─── EXTRACTED INFORMATION ───
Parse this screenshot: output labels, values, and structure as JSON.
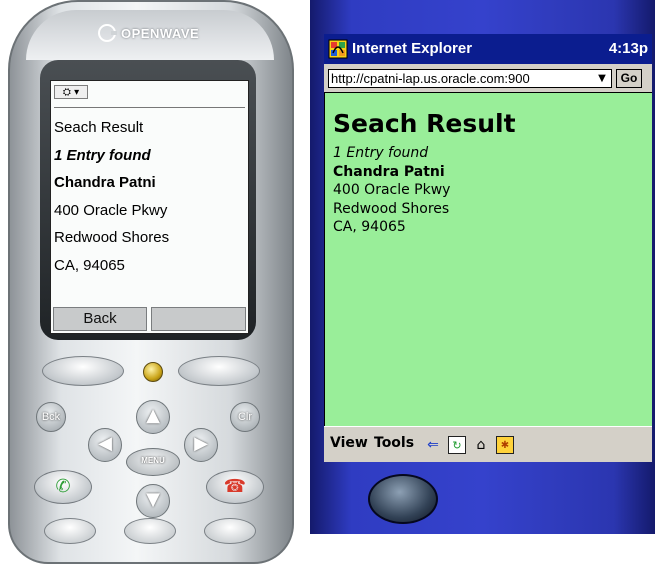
{
  "phone": {
    "brand": "OPENWAVE",
    "selector_icon": "⛭",
    "selector_arrow": "▾",
    "lines": {
      "title": "Seach Result",
      "entries_found": "1 Entry found",
      "name": "Chandra Patni",
      "street": "400 Oracle Pkwy",
      "city": "Redwood Shores",
      "state_zip": "CA, 94065"
    },
    "softkeys": {
      "left": "Back",
      "right": ""
    },
    "keys": {
      "back": "Bck",
      "clear": "Clr",
      "menu": "MENU"
    }
  },
  "pda": {
    "app_title": "Internet Explorer",
    "clock": "4:13p",
    "address": "http://cpatni-lap.us.oracle.com:900",
    "go_label": "Go",
    "content": {
      "heading": "Seach Result",
      "entries_found": "1 Entry found",
      "name": "Chandra Patni",
      "street": "400 Oracle Pkwy",
      "city": "Redwood Shores",
      "state_zip": "CA, 94065"
    },
    "menu": {
      "view": "View",
      "tools": "Tools"
    },
    "colors": {
      "content_bg": "#99ee99",
      "titlebar_bg": "#0b1d8f",
      "bezel": "#3542cc"
    },
    "toolbar_icons": [
      "back-arrow-icon",
      "refresh-icon",
      "home-icon",
      "favorites-icon"
    ]
  }
}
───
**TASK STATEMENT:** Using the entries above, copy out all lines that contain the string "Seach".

**EXERCISE RESPONSE:**
      "title": "Seach Result",
      "heading": "Seach Result",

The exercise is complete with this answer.